EW: This type of expansion fits exactly into our business model. Just as you have seen easyJet, Ryanair and now Norwegian do in Europe we intend creating a pan-African network. In sub-Saharan Africa there are 48 countries, all jealously guarding their bilateral route rights and in which we could potentially create a series of fastjet-branded airlines. In countries like South Africa, Kenya, Angola and Ghana fastjet would operate with each country’s regulatory compliance and in effect be a local airline. In many cases, due to rules on foreign ownership of airlines, this will of course involve us having less than a 100% stake in these daughter carriers. However, all of these airlines would use the same fastjet brand, be distributed in the same way and operate with identical safety management systems. So far as the fastjet customer is concerned, they will have same levels of customer service and operational safety across the board. In terms of where first, fastjet South Africa will be on-line sometime next year.
aa: Are there any plans to operate in the more liberal North Africa region as a way of extending the brand?
EW: I am sure that at some point in the future our network will touch North Africa. For example, if we were operating from French-speaking nations like Senegal, it may make sense to link to French-speaking nations in North Africa.
aa: Are the bilateral issues faced in Africa a challenge which can be overcome or a choke-hold on free development of air services?

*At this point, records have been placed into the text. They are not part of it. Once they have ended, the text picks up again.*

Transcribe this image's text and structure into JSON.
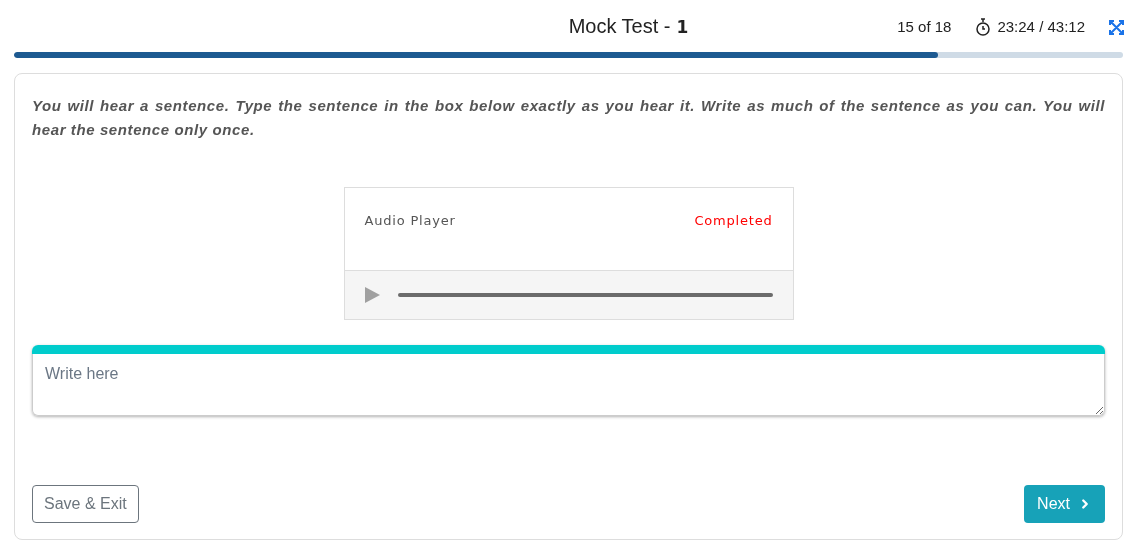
{
  "header": {
    "title": "Mock Test -",
    "test_number": "1",
    "question_counter": "15 of 18",
    "timer": "23:24 / 43:12"
  },
  "progress": {
    "level": 0.833
  },
  "instructions": "You will hear a sentence. Type the sentence in the box below exactly as you hear it. Write as much of the sentence as you can. You will hear the sentence only once.",
  "audio_player": {
    "label": "Audio Player",
    "status": "Completed",
    "completed": true
  },
  "answer": {
    "placeholder": "Write here"
  },
  "buttons": [
    {
      "kind": "outline",
      "label": "Save & Exit"
    },
    {
      "kind": "primary",
      "label": "Next"
    }
  ]
}
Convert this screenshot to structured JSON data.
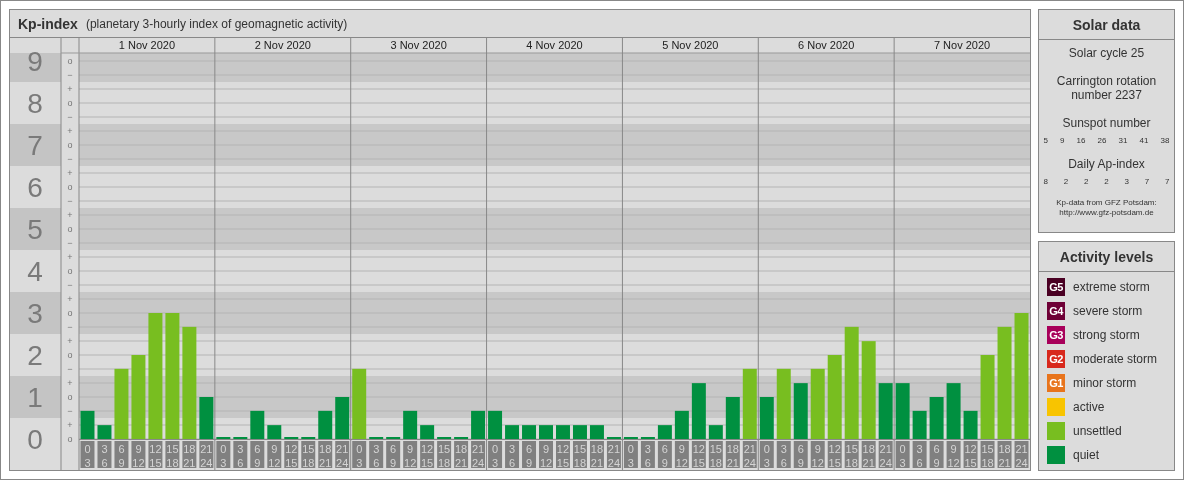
{
  "kp_panel": {
    "title": "Kp-index",
    "subtitle": "(planetary 3-hourly index of geomagnetic activity)",
    "days": [
      "1 Nov 2020",
      "2 Nov 2020",
      "3 Nov 2020",
      "4 Nov 2020",
      "5 Nov 2020",
      "6 Nov 2020",
      "7 Nov 2020"
    ],
    "minor_ticks": [
      "o",
      "−",
      "+",
      "o",
      "−",
      "+",
      "o",
      "−",
      "+",
      "o",
      "−",
      "+",
      "o",
      "−",
      "+",
      "o",
      "−",
      "+",
      "o",
      "−",
      "+",
      "o",
      "−",
      "+",
      "o",
      "−",
      "+",
      "o"
    ],
    "chart_data": {
      "type": "bar",
      "ylim": [
        0,
        9
      ],
      "yticks": [
        0,
        1,
        2,
        3,
        4,
        5,
        6,
        7,
        8,
        9
      ],
      "categories": [
        "0\n3",
        "3\n6",
        "6\n9",
        "9\n12",
        "12\n15",
        "15\n18",
        "18\n21",
        "21\n24",
        "0\n3",
        "3\n6",
        "6\n9",
        "9\n12",
        "12\n15",
        "15\n18",
        "18\n21",
        "21\n24",
        "0\n3",
        "3\n6",
        "6\n9",
        "9\n12",
        "12\n15",
        "15\n18",
        "18\n21",
        "21\n24",
        "0\n3",
        "3\n6",
        "6\n9",
        "9\n12",
        "12\n15",
        "15\n18",
        "18\n21",
        "21\n24",
        "0\n3",
        "3\n6",
        "6\n9",
        "9\n12",
        "12\n15",
        "15\n18",
        "18\n21",
        "21\n24",
        "0\n3",
        "3\n6",
        "6\n9",
        "9\n12",
        "12\n15",
        "15\n18",
        "18\n21",
        "21\n24",
        "0\n3",
        "3\n6",
        "6\n9",
        "9\n12",
        "12\n15",
        "15\n18",
        "18\n21",
        "21\n24"
      ],
      "grid": true,
      "values": [
        0.67,
        0.33,
        1.67,
        2,
        3,
        3,
        2.67,
        1,
        0,
        0,
        0.67,
        0.33,
        0,
        0,
        0.67,
        1,
        1.67,
        0,
        0,
        0.67,
        0.33,
        0,
        0,
        0.67,
        0.67,
        0.33,
        0.33,
        0.33,
        0.33,
        0.33,
        0.33,
        0,
        0,
        0,
        0.33,
        0.67,
        1.33,
        0.33,
        1,
        1.67,
        1,
        1.67,
        1.33,
        1.67,
        2,
        2.67,
        2.33,
        1.33,
        1.33,
        0.67,
        1,
        1.33,
        0.67,
        2,
        2.67,
        3
      ]
    }
  },
  "solar_data": {
    "title": "Solar data",
    "cycle": "Solar cycle 25",
    "rotation": "Carrington rotation number 2237",
    "sunspot_label": "Sunspot number",
    "sunspots": [
      "5",
      "9",
      "16",
      "26",
      "31",
      "41",
      "38"
    ],
    "ap_label": "Daily Ap-index",
    "ap": [
      "8",
      "2",
      "2",
      "2",
      "3",
      "7",
      "7"
    ],
    "source": "Kp-data from GFZ Potsdam:",
    "source_url": "http://www.gfz-potsdam.de"
  },
  "activity_levels": {
    "title": "Activity levels",
    "items": [
      {
        "badge": "G5",
        "label": "extreme storm",
        "color": "#4a0023"
      },
      {
        "badge": "G4",
        "label": "severe storm",
        "color": "#6e0036"
      },
      {
        "badge": "G3",
        "label": "strong storm",
        "color": "#a8005a"
      },
      {
        "badge": "G2",
        "label": "moderate storm",
        "color": "#d8281c"
      },
      {
        "badge": "G1",
        "label": "minor storm",
        "color": "#e8741c"
      },
      {
        "label": "active",
        "color": "#f8c400"
      },
      {
        "label": "unsettled",
        "color": "#78be20"
      },
      {
        "label": "quiet",
        "color": "#009040"
      }
    ]
  }
}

EW: You’re right, they do slow things down, but if I didn’t think we could achieve our business objectives of having a pan-African low-cost airline then I would not be here talking to you. It’s no different to when I was at go and we had to fight to gain access onto the London-Prague market – that was in 1999, so not that long ago. Then we were fighting to get designation against the likes of national flag carriers BA and Czech Airlines. In Africa we’re also fighting to get designations against, in the main, national flag carriers.
aa: What happened with 1time acquisition?
EW: This was purely an opportunistic situation which would have given us rapid access to the South African market, based around a business rescue of 1time. We tried to find a solution to make it work, but in the end the numbers just didn’t stack up. So now we will have to find ways of starting up on our own in this important market. We know it will be a tough fight against incumbents when we do.
aa: Would you say that low-cost is being embraced in the same way in Africa as it is on other continents – i.e. a real stimulant for passenger growth?
EW: Absolutely! Around 38% of our passengers are first-time flyers. The booking profile is also slowly changing to one found in more mature low-cost markets. When we started, the booking window was a matter of minutes or hours, with passengers turning up at the airport to get on a plane if it was there. This type of passenger activity has a tendency to drive a very flat pricing structure. As we sit here today, the average booking is received 17 to 18 days in advance. We are now getting a fair amount of bookings two to three months in advance as well. The changing profile is allowing us to better revenue manage than we were able to at the beginning. We have been overwhelmed by the response we’ve received.
aa: What percentage of your sales are direct? Do you foresee significant ancillary revenue streams?
EW: Around 80% are direct with the remainder coming through local travel agents. As with most LCCs, we don’t pay any commissions, but we allow the agents to add a service charge. Ancillary revenues, mainly bags and change fees, currently contribute around 7% of our average $81 per passenger income. People told us that you will never get passengers to pay for their bags. But they do. In the future we expect to introduce charges for some types of allocated seating, which will see this sector of our revenues grow further.
aa: We have heard that the UK government is likely to subsidise a PSO route from St Helena to Cape Town and possibly Ascension Island when the airport opens in 2016. Do you fancy that?
EW: I didn’t know about that…but I doubt a Tanzanian airline would qualify!